====== DATASET RECORDS ======

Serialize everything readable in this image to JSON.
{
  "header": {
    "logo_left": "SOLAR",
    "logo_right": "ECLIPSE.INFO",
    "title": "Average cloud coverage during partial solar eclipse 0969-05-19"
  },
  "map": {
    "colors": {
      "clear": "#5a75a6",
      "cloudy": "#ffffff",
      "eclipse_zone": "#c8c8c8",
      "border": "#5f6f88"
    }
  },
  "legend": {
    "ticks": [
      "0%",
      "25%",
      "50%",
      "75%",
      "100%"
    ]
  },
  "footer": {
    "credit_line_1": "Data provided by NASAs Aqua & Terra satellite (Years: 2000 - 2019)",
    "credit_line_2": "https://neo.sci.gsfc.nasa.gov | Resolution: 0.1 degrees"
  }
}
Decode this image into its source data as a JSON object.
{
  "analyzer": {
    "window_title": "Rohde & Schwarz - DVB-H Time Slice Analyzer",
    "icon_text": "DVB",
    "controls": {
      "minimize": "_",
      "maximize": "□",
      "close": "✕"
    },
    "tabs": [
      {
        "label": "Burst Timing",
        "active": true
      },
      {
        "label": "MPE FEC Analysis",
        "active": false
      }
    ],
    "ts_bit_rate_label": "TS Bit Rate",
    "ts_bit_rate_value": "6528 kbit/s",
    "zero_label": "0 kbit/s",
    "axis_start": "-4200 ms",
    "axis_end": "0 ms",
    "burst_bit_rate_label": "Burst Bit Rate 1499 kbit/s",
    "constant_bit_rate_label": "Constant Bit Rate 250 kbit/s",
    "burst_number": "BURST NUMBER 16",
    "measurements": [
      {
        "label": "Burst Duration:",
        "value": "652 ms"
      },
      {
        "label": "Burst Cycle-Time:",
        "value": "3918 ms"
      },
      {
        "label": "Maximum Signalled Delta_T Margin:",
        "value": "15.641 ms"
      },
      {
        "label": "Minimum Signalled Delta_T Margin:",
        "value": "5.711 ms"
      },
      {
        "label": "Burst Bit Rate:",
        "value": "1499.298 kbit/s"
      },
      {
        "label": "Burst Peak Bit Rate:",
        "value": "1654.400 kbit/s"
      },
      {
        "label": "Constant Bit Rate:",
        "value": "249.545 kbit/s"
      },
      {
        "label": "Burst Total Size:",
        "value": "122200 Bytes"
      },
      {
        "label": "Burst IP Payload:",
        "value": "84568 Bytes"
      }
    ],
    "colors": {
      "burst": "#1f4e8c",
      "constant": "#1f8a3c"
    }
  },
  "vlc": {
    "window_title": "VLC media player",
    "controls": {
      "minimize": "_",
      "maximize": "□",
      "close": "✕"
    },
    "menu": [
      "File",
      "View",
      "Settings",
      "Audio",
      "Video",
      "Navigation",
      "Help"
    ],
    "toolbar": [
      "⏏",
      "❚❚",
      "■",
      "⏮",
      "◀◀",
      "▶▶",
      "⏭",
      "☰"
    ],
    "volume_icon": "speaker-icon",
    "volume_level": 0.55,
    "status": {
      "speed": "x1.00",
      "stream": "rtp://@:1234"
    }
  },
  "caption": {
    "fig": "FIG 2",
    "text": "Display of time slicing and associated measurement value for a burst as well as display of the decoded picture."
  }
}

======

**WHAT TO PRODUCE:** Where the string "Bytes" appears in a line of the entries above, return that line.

**ANSWER BOX:**
        "value": "122200 Bytes"
        "value": "84568 Bytes"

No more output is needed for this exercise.